“Love is a god,” says the murderer, twice more often in Red Bull’s lively adaptation of this celebrated anonymous Elizabethan “true-crime” play than she does in the sixteenth-century original. Alice becomes a killer by the end of the night, but she’s a lover from the jump. Under Jesse Berger’s deft directorial touch, with script modifications by Jeffrey Hatcher and Kathryn Wallat, Red Bull’s production swirls with passion, errancy, dark comedy, and – perhaps above all – a deep dive into love’s divine madness. It’s a great show!
Recent computer-assisted analysis suggests, with I think solid if perhaps not airtight evidence, that a then just-getting-started Shakespeare may have written the middle scenes of the anonymously published play, and of course Red Bull leans into the attribution. Big Will fills the seats! In an interesting YouTube conversation, Tanya Pollard suggests that the timing of the play’s early performances might make young apprentice actor Richard Burbage, who would go on as an adult to debut the roles of Hamlet, Lear, Othello, and Macbeth, a prime candidate for the role of Alice as a boy actor. It’s hard to know for sure, but Red Bull’s staging certainly placed Alice at the play’s beating, loving, violent, reckless heart. Cara Ricketts dominated the stage in the lead role, pining for Mosby, manipulating her husband and her servant Susan, and even, after the bloody ending, performing a remorse that I at least could not distinguish as more sincere than her past conversions and re-conversions. “Love is a god” was Alice’s watchword and guiding star. It took her in many directions. At the night’s end, when she announced that she would be burned at the stake in punishment for killing her husband, it was impossible not to think that she had one last transformation up her sleeve – but then the large fireplace that dominated the stage, in front of which she and her Mosby had enjoyed a multiple-scene-spanning bout of lovemaking, exploded into fire. That seemed exactly the right way to end.

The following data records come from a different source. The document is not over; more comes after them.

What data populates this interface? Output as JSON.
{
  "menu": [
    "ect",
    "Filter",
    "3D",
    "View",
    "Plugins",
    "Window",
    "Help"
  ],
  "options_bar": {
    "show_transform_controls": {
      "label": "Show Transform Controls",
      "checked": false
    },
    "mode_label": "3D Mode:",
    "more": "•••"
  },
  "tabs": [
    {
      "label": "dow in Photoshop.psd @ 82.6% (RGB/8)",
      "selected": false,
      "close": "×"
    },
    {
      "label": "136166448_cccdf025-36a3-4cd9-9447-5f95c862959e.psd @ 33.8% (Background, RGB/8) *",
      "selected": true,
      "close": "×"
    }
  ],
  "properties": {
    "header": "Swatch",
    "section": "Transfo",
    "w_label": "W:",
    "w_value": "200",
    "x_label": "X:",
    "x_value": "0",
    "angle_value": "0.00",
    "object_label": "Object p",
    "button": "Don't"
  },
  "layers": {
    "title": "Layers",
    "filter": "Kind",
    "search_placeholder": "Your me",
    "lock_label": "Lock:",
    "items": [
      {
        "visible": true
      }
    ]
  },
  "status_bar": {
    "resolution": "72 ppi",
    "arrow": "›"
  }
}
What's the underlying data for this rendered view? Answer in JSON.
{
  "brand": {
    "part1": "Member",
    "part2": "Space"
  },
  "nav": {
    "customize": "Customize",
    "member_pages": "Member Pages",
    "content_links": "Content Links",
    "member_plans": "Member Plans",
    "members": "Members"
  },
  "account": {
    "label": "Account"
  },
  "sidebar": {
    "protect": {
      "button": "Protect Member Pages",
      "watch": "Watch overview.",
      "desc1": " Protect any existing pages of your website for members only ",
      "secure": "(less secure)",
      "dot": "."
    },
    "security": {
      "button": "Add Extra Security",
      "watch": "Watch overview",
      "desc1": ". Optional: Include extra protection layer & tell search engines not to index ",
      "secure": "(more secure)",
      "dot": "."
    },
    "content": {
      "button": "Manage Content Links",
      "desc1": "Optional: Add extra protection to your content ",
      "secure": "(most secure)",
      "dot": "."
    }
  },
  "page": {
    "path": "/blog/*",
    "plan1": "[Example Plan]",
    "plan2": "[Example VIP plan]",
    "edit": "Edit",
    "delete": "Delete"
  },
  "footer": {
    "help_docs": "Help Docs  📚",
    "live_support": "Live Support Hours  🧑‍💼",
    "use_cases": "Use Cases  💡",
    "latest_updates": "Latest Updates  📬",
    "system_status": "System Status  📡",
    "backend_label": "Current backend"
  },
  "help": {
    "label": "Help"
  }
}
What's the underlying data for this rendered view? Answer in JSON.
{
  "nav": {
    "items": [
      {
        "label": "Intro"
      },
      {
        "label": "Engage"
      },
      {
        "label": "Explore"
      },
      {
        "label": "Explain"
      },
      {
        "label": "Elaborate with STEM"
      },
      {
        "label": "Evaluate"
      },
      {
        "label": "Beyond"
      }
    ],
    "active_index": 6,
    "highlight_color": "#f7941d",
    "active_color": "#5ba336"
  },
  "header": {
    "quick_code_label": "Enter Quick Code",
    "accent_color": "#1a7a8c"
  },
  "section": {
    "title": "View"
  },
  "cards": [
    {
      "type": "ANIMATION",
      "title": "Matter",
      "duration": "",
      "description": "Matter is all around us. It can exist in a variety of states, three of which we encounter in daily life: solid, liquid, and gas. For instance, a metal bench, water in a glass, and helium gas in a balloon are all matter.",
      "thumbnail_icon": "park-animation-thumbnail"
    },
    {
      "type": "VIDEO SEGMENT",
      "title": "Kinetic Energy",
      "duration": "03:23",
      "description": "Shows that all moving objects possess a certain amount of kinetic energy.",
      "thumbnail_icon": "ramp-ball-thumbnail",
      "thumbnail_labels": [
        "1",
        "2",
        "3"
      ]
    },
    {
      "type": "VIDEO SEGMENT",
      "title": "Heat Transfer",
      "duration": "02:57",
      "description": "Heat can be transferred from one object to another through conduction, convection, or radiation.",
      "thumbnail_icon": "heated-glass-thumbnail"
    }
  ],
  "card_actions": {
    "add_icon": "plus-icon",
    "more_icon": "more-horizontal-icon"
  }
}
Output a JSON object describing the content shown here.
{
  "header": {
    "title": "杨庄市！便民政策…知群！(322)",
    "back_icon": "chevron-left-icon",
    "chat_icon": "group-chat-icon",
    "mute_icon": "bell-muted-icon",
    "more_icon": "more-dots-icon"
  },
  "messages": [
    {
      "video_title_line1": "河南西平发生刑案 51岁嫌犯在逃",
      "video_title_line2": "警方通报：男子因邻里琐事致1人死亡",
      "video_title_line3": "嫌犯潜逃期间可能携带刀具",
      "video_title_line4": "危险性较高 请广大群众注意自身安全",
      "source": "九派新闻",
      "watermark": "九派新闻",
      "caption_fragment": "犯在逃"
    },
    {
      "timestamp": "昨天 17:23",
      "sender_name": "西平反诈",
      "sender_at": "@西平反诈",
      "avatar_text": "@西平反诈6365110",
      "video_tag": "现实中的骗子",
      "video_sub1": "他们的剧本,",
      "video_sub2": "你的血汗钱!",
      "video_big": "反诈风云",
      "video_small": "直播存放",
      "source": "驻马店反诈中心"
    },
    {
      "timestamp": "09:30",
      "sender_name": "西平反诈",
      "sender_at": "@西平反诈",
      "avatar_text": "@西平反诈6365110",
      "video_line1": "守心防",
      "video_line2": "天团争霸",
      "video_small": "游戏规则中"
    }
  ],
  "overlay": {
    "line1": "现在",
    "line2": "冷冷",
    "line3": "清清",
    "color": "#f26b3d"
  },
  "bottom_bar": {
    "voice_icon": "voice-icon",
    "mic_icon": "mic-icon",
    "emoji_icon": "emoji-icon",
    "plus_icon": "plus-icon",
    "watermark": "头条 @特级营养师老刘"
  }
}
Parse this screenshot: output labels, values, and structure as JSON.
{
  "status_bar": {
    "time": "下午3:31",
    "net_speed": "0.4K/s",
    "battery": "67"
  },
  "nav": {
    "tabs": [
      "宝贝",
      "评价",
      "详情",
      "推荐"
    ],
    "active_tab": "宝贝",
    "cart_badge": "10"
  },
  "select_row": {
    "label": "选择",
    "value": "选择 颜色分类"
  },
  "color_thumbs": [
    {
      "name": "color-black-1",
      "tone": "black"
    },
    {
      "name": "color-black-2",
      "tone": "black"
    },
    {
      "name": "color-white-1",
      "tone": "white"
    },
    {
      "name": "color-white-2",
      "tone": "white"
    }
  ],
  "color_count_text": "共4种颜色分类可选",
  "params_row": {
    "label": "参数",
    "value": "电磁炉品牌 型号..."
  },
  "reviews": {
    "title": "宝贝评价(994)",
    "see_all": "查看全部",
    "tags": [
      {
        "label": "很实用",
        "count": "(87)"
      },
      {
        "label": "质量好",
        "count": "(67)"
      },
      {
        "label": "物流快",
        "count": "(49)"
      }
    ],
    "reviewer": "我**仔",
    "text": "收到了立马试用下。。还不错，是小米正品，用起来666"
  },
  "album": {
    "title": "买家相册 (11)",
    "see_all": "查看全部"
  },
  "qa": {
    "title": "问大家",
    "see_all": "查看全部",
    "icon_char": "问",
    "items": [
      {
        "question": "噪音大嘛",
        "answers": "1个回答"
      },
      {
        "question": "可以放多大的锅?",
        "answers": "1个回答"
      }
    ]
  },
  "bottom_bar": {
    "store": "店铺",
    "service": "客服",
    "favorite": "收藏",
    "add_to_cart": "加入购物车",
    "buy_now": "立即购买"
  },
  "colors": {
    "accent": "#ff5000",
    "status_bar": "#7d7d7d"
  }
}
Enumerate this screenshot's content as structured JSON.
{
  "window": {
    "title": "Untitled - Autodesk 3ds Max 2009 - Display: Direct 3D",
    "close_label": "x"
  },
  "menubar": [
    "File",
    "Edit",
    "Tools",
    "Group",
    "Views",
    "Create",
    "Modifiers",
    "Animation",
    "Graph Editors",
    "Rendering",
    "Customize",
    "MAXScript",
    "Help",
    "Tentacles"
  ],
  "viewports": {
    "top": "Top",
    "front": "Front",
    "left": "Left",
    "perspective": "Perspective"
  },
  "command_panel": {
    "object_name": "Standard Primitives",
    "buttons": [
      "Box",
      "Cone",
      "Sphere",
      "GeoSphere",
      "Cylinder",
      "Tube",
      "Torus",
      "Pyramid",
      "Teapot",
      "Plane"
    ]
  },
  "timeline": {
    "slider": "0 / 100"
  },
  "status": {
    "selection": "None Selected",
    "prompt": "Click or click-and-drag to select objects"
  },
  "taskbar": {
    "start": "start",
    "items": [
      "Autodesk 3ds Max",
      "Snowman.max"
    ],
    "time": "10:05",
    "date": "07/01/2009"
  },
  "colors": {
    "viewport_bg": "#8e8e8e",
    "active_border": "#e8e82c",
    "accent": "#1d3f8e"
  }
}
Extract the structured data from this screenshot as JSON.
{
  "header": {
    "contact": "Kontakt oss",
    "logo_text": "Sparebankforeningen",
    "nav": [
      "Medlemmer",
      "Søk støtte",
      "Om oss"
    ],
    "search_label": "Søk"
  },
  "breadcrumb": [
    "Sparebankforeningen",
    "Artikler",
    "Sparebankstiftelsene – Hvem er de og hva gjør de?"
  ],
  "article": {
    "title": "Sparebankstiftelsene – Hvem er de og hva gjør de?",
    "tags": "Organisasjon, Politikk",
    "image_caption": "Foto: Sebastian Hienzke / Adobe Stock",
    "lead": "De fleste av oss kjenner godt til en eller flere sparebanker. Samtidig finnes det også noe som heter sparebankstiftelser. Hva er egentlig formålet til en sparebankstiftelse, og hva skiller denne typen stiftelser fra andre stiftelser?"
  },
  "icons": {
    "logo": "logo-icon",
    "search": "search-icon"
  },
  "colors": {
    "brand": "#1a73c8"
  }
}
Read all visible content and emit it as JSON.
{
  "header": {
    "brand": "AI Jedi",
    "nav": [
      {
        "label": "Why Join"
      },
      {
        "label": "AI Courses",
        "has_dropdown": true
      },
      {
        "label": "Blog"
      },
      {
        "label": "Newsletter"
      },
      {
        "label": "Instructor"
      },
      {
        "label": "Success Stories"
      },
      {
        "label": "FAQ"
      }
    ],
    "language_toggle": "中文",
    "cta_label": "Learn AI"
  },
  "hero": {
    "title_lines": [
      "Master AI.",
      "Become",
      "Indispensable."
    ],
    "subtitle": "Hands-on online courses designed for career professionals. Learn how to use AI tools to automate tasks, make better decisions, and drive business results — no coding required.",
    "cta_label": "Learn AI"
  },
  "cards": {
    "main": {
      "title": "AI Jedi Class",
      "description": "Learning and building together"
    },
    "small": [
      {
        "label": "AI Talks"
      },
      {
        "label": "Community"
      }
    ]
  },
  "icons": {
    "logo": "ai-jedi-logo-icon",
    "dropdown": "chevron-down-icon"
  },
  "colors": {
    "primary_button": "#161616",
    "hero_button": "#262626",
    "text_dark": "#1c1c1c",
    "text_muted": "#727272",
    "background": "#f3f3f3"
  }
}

Red Bull modified the script in several ways, notably by increasing the role of Emma Geer as Susan, Mosby’s sister who must choose between two men, her fellow servant Michael, played with verve and physical comedy by Zach Fine, and Clark the Painter, a wonderfully over the top Joshua David Robinson. The play’s third female role, two of which were interpolated by Red Bull, featured Veronica Falcon as Widow Green, transposed from the play’s Mr. Green, a landowner who had been displaced by Arden’s expanding estate. The hired killers Big Will (Black Will in the original), played by David Ryan Smith, and Shakebag, played by Hayne Thigpen, rounded out a lively cast of at first inept but eventually successful killers.
Alice poised herself between two lovers, her wealthy landowning husband, played by Thomas J. Ryan, and flashy up-and-comer Mosby, played Tony Roach. It wasn’t hard to see why she might turn from dull Arden to the young hottie Mosby, and the extended sex scene in front of the fireplace emphasized the physicality of her choice. Love is a god that burns hot! I could not help but wonder how the play might work with a more charismatic performance by Arden, who could have been given a little more stage presence to make a better case for himself. Arden is, of course, the old rich guy who everyone loves to hate. But I wonder if there could be more in the part. Certainly Franklin, the friend who is clearly in love with Arden, played with moral force by Thom Sesma, presented a different view of the man than Alice reflects to the audience. Franklin, also, in another slight change to the story, became the agent of retribution who made sure the murderers didn’t get away with their crime. Might his view of Arden have carried more weight? But I guess that wasn’t what this production was after!
Some of my favorite moments came from smaller figures responding to the titanic force of Hurricane Alice sweeping through their lives, as when Susan realizes that her mistress’s mad ambition has destroyed both of Susan’s suitors, or Big Will and Shakebag hurriedly skipping town after the murder. Both the ruffians get caught, one in London and the other across the Channel, as the play, which is based on copious historical sources, emphasizes that all evil doers are punished appropriately. But at least for 21c audiences, rightful retribution seems, to some extent, beside the point. What if it’s really true that “love is a god”? What do we think of Alice, who follows the blaze of that god as far as it takes her?
At the Lucille Lortel Theater on Christopher Street through April 1!